[Opening Materials provided section]

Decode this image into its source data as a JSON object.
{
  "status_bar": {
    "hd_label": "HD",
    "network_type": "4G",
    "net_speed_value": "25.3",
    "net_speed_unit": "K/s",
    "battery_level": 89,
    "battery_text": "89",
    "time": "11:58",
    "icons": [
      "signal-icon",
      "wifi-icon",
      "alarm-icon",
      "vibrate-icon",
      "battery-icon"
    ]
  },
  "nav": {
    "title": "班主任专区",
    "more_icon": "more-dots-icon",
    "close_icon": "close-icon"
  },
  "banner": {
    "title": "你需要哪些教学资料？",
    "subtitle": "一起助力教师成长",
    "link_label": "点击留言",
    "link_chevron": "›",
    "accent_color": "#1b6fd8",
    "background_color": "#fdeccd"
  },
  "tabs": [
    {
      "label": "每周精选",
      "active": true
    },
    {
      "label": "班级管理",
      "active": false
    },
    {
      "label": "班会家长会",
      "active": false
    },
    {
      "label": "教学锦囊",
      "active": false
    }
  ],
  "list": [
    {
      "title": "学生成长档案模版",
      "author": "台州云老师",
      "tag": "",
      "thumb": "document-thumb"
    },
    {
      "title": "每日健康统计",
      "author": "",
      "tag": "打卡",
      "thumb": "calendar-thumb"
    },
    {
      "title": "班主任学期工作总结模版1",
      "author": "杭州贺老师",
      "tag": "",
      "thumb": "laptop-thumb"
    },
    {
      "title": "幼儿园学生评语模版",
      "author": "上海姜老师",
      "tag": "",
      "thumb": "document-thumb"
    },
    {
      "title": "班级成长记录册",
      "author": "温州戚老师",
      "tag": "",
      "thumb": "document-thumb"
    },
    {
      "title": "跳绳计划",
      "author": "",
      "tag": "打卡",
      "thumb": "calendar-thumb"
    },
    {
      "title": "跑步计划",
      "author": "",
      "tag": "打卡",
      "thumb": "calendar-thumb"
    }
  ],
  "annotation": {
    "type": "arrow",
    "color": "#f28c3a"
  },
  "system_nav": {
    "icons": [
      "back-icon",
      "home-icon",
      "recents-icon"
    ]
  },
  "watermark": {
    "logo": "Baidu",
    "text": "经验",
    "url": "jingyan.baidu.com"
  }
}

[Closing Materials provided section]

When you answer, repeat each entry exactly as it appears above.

Reply:
Decode this image into its source data as a JSON object.
{
  "status_bar": {
    "hd_label": "HD",
    "network_type": "4G",
    "net_speed_value": "25.3",
    "net_speed_unit": "K/s",
    "battery_level": 89,
    "battery_text": "89",
    "time": "11:58",
    "icons": [
      "signal-icon",
      "wifi-icon",
      "alarm-icon",
      "vibrate-icon",
      "battery-icon"
    ]
  },
  "nav": {
    "title": "班主任专区",
    "more_icon": "more-dots-icon",
    "close_icon": "close-icon"
  },
  "banner": {
    "title": "你需要哪些教学资料？",
    "subtitle": "一起助力教师成长",
    "link_label": "点击留言",
    "link_chevron": "›",
    "accent_color": "#1b6fd8",
    "background_color": "#fdeccd"
  },
  "tabs": [
    {
      "label": "每周精选",
      "active": true
    },
    {
      "label": "班级管理",
      "active": false
    },
    {
      "label": "班会家长会",
      "active": false
    },
    {
      "label": "教学锦囊",
      "active": false
    }
  ],
  "list": [
    {
      "title": "学生成长档案模版",
      "author": "台州云老师",
      "tag": "",
      "thumb": "document-thumb"
    },
    {
      "title": "每日健康统计",
      "author": "",
      "tag": "打卡",
      "thumb": "calendar-thumb"
    },
    {
      "title": "班主任学期工作总结模版1",
      "author": "杭州贺老师",
      "tag": "",
      "thumb": "laptop-thumb"
    },
    {
      "title": "幼儿园学生评语模版",
      "author": "上海姜老师",
      "tag": "",
      "thumb": "document-thumb"
    },
    {
      "title": "班级成长记录册",
      "author": "温州戚老师",
      "tag": "",
      "thumb": "document-thumb"
    },
    {
      "title": "跳绳计划",
      "author": "",
      "tag": "打卡",
      "thumb": "calendar-thumb"
    },
    {
      "title": "跑步计划",
      "author": "",
      "tag": "打卡",
      "thumb": "calendar-thumb"
    }
  ],
  "annotation": {
    "type": "arrow",
    "color": "#f28c3a"
  },
  "system_nav": {
    "icons": [
      "back-icon",
      "home-icon",
      "recents-icon"
    ]
  },
  "watermark": {
    "logo": "Baidu",
    "text": "经验",
    "url": "jingyan.baidu.com"
  }
}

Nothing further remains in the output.